Loose leash walking is one of the most valuable skills you can teach a pup. And pure positive-reinforcement training is the best way to teach that skill. In theory.
In practice, training is often a bit more complicated.
Or in Penny’s case, a lot more complicated!
Penny is an action-junkie. From her first day home she always had to be wherever the action was – irrespective of leashes and training
When there’s no action, Penny happily strolls by my side. But if we see a squirrel or birds or other pups, Penny is desperate to charge forward. She craves action above treats or praise, so traditional positive reinforcement markers aren’t effective.
In our case, I’ve had the most success by modifying my training to fit my pup. Rather than engage Penny with positive-reinforcement cues, I disengage from the situation by putting the pups in a firm “stay.”
A sitting pup is a well behaved pup. If there’s no walking, there’s no pulling
And you can see how desperately Penny wants to pull into the fray of the dogs she’s spotted across the street
I let Penny coil up her excitement in a play-bow, as long as she stays in place
Finally, as the dogs pass, Penny regains her (limited) sanity and we walk on to the beach

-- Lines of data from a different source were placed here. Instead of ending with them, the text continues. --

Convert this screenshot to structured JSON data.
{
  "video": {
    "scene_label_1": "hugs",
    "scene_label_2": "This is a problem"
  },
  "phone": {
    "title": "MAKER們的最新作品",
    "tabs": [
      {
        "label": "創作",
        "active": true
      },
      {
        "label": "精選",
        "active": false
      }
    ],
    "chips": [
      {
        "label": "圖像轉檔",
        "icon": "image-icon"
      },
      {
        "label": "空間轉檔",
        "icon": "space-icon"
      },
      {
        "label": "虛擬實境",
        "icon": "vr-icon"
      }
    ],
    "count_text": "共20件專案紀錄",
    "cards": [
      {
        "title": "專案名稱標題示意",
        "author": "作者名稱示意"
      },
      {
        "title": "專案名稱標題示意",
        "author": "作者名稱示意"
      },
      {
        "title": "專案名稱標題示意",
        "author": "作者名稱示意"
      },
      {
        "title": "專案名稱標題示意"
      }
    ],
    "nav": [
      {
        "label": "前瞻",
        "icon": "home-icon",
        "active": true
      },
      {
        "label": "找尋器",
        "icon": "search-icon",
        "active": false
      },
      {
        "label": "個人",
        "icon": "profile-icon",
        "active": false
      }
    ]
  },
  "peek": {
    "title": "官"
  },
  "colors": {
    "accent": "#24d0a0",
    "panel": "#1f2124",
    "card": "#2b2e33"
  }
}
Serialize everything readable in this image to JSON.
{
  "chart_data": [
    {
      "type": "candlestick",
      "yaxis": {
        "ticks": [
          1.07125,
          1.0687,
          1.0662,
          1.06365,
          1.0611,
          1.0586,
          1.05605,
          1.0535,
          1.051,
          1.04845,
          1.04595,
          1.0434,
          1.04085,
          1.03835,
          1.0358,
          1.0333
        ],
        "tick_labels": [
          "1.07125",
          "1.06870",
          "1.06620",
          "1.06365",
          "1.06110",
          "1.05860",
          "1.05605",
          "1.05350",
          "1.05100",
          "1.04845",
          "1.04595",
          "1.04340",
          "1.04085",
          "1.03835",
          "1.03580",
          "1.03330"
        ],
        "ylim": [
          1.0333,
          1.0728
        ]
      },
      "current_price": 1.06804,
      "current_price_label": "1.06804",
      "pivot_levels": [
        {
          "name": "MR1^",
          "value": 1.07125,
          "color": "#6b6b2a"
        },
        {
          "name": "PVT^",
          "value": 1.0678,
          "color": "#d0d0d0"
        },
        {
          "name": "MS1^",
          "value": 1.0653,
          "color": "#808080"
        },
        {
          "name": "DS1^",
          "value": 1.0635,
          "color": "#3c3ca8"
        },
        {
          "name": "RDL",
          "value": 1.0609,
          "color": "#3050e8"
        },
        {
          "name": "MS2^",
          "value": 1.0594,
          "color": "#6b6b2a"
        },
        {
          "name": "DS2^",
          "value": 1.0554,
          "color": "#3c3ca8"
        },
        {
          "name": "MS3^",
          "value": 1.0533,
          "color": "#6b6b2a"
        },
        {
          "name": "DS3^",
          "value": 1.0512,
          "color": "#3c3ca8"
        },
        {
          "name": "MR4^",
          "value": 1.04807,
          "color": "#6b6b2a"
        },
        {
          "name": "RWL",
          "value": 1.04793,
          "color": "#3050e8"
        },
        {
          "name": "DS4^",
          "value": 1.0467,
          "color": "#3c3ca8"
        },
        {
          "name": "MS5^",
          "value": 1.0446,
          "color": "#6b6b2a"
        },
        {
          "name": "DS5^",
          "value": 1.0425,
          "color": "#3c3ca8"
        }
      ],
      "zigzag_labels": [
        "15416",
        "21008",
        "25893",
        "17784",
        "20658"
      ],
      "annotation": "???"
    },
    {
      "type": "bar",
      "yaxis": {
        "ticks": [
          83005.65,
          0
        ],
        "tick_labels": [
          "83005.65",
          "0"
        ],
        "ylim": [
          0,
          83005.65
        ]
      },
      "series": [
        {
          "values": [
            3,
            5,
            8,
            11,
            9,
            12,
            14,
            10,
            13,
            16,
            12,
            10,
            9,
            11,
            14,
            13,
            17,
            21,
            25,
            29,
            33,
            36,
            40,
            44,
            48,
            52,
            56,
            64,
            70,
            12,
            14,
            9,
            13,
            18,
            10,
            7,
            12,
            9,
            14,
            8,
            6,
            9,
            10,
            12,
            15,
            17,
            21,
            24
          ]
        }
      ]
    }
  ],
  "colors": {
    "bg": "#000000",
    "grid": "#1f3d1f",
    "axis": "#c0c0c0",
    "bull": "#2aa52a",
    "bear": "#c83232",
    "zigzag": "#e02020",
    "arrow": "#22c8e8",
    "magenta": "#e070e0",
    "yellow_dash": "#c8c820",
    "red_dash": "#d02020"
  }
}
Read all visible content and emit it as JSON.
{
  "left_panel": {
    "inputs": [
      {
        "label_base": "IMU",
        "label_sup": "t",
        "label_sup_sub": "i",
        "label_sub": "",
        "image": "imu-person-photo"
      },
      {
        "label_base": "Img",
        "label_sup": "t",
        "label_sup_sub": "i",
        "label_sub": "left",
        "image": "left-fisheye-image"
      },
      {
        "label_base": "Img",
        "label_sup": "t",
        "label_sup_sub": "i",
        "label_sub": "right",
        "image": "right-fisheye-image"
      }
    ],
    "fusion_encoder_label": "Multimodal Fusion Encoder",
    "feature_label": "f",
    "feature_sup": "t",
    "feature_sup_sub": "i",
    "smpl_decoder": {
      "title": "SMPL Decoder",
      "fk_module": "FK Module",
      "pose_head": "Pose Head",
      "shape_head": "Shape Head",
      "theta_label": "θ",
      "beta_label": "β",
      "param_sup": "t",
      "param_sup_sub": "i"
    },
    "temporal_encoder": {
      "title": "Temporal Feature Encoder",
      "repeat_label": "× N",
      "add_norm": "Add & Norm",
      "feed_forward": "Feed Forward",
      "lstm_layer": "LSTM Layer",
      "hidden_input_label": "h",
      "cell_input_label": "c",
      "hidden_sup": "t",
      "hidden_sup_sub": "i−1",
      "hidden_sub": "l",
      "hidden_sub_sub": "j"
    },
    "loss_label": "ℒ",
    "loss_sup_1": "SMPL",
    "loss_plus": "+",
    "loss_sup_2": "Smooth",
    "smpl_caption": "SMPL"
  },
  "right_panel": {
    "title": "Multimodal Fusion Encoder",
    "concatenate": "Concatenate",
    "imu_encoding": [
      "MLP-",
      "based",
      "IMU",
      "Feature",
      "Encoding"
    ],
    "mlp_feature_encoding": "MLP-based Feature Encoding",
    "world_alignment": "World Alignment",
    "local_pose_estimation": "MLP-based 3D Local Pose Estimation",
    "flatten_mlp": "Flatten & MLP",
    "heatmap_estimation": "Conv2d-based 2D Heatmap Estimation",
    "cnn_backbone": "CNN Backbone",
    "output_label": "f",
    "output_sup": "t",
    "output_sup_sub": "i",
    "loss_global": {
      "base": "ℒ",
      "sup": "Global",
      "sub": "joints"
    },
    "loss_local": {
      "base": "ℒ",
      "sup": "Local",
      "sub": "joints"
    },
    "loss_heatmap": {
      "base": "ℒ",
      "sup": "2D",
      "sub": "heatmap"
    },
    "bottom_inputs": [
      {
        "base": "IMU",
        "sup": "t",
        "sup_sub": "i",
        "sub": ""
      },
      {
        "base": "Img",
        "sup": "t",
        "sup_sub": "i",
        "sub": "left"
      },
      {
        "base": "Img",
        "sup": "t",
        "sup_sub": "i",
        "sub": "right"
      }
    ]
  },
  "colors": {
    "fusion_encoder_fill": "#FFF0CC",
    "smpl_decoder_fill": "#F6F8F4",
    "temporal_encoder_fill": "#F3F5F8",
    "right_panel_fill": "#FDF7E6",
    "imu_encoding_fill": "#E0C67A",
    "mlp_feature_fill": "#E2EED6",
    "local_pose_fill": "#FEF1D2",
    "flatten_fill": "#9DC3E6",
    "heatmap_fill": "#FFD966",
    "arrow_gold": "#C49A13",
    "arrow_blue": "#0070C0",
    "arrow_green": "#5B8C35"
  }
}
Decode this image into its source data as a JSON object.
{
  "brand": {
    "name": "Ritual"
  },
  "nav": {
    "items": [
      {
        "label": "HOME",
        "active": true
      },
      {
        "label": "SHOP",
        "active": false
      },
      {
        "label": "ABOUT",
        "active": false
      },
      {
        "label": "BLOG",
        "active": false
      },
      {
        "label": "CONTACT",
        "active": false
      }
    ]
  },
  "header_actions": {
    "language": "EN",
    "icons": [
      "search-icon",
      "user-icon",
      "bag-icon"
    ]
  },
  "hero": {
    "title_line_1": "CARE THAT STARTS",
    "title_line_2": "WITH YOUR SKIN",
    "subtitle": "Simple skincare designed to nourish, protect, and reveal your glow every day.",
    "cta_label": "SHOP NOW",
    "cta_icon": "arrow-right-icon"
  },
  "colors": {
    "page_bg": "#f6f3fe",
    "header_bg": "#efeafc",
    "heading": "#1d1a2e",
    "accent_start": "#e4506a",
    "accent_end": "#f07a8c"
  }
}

Where my little wild child can romp off-leash to her heart’s content
For me, my experience with loose-leash training Penny is another reminder we should always modify training and care to our individual dogs – not the other way around. What works in a textbook isn’t always what works in the real world.
Knowledge of positive-reinforcement techniques is invaluable, as is the lesson to know when you need to modify those techniques.
For Penny it’s loose-leash walking, but each pup has their own challenges. Have you ever had to modify traditional training/techniques to better suit your dog?